◆ REQUIREMENT
Across the entries below, determine how many lines include the word "free". State only the resulting number.

◆ Records from a collection
□ □ □

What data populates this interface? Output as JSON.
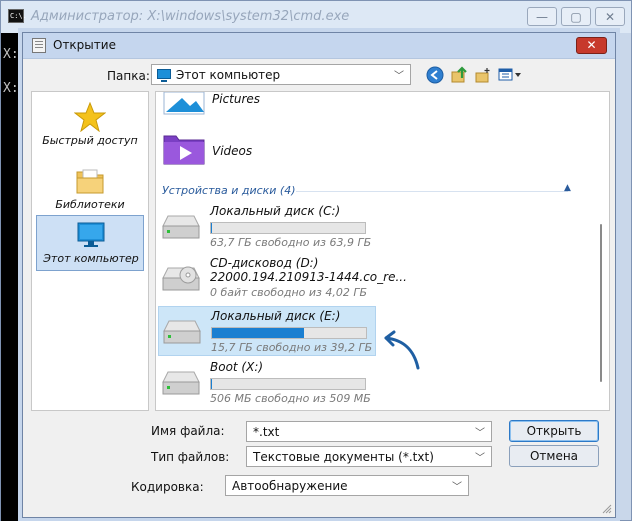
{
  "cmd": {
    "icon_text": "C:\\.",
    "title": "Администратор: X:\\windows\\system32\\cmd.exe",
    "console_lines": [
      "X:",
      "X:"
    ],
    "controls": [
      "—",
      "▢",
      "✕"
    ]
  },
  "dialog": {
    "title": "Открытие",
    "close_glyph": "✕",
    "folder_label": "Папка:",
    "folder_value": "Этот компьютер",
    "toolbar_icons": [
      "back-icon",
      "up-folder-icon",
      "new-folder-icon",
      "view-menu-icon"
    ],
    "colors": {
      "accent": "#1a7fd1",
      "selection": "#cde6f8",
      "group_header": "#2a5b9c"
    }
  },
  "sidebar": {
    "items": [
      {
        "label": "Быстрый доступ",
        "icon": "star-icon"
      },
      {
        "label": "Библиотеки",
        "icon": "libraries-folder-icon"
      },
      {
        "label": "Этот компьютер",
        "icon": "monitor-icon",
        "selected": true
      }
    ]
  },
  "list": {
    "libraries": [
      {
        "label": "Pictures",
        "icon": "pictures-folder-icon"
      },
      {
        "label": "Videos",
        "icon": "videos-folder-icon"
      }
    ],
    "group_header": "Устройства и диски (4)",
    "drives": [
      {
        "name": "Локальный диск (C:)",
        "free": "63,7 ГБ свободно из 63,9 ГБ",
        "used_fraction": 0.003,
        "type": "hdd"
      },
      {
        "name": "CD-дисковод (D:)",
        "label": "22000.194.210913-1444.co_re...",
        "free": "0 байт свободно из 4,02 ГБ",
        "type": "cd"
      },
      {
        "name": "Локальный диск (E:)",
        "free": "15,7 ГБ свободно из 39,2 ГБ",
        "used_fraction": 0.6,
        "type": "hdd",
        "selected": true
      },
      {
        "name": "Boot (X:)",
        "free": "506 МБ свободно из 509 МБ",
        "used_fraction": 0.006,
        "type": "hdd"
      }
    ]
  },
  "form": {
    "filename_label": "Имя файла:",
    "filename_value": "*.txt",
    "filetype_label": "Тип файлов:",
    "filetype_value": "Текстовые документы (*.txt)",
    "encoding_label": "Кодировка:",
    "encoding_value": "Автообнаружение",
    "open_label": "Открыть",
    "cancel_label": "Отмена"
  }
}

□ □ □

◆ ANSWER TO THIS EXERCISE
4